--- EXTRACTED ENTRIES ---
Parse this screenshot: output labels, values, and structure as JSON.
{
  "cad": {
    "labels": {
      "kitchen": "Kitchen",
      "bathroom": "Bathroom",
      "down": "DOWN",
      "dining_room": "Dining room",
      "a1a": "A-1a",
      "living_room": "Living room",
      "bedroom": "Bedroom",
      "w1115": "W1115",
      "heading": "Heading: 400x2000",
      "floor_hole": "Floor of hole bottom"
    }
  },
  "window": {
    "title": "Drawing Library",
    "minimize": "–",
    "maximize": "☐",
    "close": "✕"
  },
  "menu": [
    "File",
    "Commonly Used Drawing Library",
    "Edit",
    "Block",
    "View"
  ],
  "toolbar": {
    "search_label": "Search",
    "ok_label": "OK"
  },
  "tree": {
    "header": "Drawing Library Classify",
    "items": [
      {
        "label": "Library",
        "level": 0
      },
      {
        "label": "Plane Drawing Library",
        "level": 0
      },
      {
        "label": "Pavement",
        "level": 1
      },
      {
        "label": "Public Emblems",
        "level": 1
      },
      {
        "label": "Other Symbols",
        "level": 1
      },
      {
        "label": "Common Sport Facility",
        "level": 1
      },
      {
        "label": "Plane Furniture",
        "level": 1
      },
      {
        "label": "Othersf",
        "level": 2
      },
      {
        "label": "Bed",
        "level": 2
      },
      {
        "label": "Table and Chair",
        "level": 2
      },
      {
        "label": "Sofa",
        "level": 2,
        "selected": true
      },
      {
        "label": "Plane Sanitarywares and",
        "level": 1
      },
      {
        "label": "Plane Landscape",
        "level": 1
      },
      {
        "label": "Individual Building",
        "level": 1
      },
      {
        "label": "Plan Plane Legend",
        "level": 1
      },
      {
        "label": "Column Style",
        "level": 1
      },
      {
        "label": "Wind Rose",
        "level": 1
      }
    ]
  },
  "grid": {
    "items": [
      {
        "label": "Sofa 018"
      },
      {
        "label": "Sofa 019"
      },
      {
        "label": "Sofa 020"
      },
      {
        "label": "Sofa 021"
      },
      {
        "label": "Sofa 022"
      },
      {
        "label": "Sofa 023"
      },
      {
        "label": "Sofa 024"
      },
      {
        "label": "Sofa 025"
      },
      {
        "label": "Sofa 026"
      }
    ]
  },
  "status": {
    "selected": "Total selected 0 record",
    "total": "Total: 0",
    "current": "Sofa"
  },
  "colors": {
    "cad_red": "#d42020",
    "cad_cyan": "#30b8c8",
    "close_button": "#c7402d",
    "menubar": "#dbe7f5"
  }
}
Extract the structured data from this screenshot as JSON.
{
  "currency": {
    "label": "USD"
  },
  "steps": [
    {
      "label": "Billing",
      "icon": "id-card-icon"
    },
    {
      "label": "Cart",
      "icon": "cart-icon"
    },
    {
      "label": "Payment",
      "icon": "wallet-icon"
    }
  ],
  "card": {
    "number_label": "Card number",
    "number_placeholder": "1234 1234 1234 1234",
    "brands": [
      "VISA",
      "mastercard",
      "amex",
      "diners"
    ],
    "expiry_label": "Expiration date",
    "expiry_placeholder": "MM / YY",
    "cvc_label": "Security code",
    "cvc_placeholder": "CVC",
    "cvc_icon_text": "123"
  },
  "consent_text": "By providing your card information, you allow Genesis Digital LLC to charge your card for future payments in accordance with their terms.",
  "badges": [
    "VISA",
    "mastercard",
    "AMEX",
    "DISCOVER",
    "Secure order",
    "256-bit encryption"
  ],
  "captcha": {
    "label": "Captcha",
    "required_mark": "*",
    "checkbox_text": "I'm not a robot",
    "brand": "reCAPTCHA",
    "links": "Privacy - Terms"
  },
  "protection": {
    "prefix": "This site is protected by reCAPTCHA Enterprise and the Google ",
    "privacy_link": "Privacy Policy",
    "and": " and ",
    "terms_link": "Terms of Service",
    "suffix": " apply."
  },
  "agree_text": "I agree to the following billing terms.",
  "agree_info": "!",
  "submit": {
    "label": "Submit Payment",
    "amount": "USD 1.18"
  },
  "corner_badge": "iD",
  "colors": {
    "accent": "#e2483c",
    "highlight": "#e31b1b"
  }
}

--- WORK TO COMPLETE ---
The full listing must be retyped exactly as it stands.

--- WRITTEN RESPONSE ---
Parse this screenshot: output labels, values, and structure as JSON.
{
  "cad": {
    "labels": {
      "kitchen": "Kitchen",
      "bathroom": "Bathroom",
      "down": "DOWN",
      "dining_room": "Dining room",
      "a1a": "A-1a",
      "living_room": "Living room",
      "bedroom": "Bedroom",
      "w1115": "W1115",
      "heading": "Heading: 400x2000",
      "floor_hole": "Floor of hole bottom"
    }
  },
  "window": {
    "title": "Drawing Library",
    "minimize": "–",
    "maximize": "☐",
    "close": "✕"
  },
  "menu": [
    "File",
    "Commonly Used Drawing Library",
    "Edit",
    "Block",
    "View"
  ],
  "toolbar": {
    "search_label": "Search",
    "ok_label": "OK"
  },
  "tree": {
    "header": "Drawing Library Classify",
    "items": [
      {
        "label": "Library",
        "level": 0
      },
      {
        "label": "Plane Drawing Library",
        "level": 0
      },
      {
        "label": "Pavement",
        "level": 1
      },
      {
        "label": "Public Emblems",
        "level": 1
      },
      {
        "label": "Other Symbols",
        "level": 1
      },
      {
        "label": "Common Sport Facility",
        "level": 1
      },
      {
        "label": "Plane Furniture",
        "level": 1
      },
      {
        "label": "Othersf",
        "level": 2
      },
      {
        "label": "Bed",
        "level": 2
      },
      {
        "label": "Table and Chair",
        "level": 2
      },
      {
        "label": "Sofa",
        "level": 2,
        "selected": true
      },
      {
        "label": "Plane Sanitarywares and",
        "level": 1
      },
      {
        "label": "Plane Landscape",
        "level": 1
      },
      {
        "label": "Individual Building",
        "level": 1
      },
      {
        "label": "Plan Plane Legend",
        "level": 1
      },
      {
        "label": "Column Style",
        "level": 1
      },
      {
        "label": "Wind Rose",
        "level": 1
      }
    ]
  },
  "grid": {
    "items": [
      {
        "label": "Sofa 018"
      },
      {
        "label": "Sofa 019"
      },
      {
        "label": "Sofa 020"
      },
      {
        "label": "Sofa 021"
      },
      {
        "label": "Sofa 022"
      },
      {
        "label": "Sofa 023"
      },
      {
        "label": "Sofa 024"
      },
      {
        "label": "Sofa 025"
      },
      {
        "label": "Sofa 026"
      }
    ]
  },
  "status": {
    "selected": "Total selected 0 record",
    "total": "Total: 0",
    "current": "Sofa"
  },
  "colors": {
    "cad_red": "#d42020",
    "cad_cyan": "#30b8c8",
    "close_button": "#c7402d",
    "menubar": "#dbe7f5"
  }
}
Extract the structured data from this screenshot as JSON.
{
  "currency": {
    "label": "USD"
  },
  "steps": [
    {
      "label": "Billing",
      "icon": "id-card-icon"
    },
    {
      "label": "Cart",
      "icon": "cart-icon"
    },
    {
      "label": "Payment",
      "icon": "wallet-icon"
    }
  ],
  "card": {
    "number_label": "Card number",
    "number_placeholder": "1234 1234 1234 1234",
    "brands": [
      "VISA",
      "mastercard",
      "amex",
      "diners"
    ],
    "expiry_label": "Expiration date",
    "expiry_placeholder": "MM / YY",
    "cvc_label": "Security code",
    "cvc_placeholder": "CVC",
    "cvc_icon_text": "123"
  },
  "consent_text": "By providing your card information, you allow Genesis Digital LLC to charge your card for future payments in accordance with their terms.",
  "badges": [
    "VISA",
    "mastercard",
    "AMEX",
    "DISCOVER",
    "Secure order",
    "256-bit encryption"
  ],
  "captcha": {
    "label": "Captcha",
    "required_mark": "*",
    "checkbox_text": "I'm not a robot",
    "brand": "reCAPTCHA",
    "links": "Privacy - Terms"
  },
  "protection": {
    "prefix": "This site is protected by reCAPTCHA Enterprise and the Google ",
    "privacy_link": "Privacy Policy",
    "and": " and ",
    "terms_link": "Terms of Service",
    "suffix": " apply."
  },
  "agree_text": "I agree to the following billing terms.",
  "agree_info": "!",
  "submit": {
    "label": "Submit Payment",
    "amount": "USD 1.18"
  },
  "corner_badge": "iD",
  "colors": {
    "accent": "#e2483c",
    "highlight": "#e31b1b"
  }
}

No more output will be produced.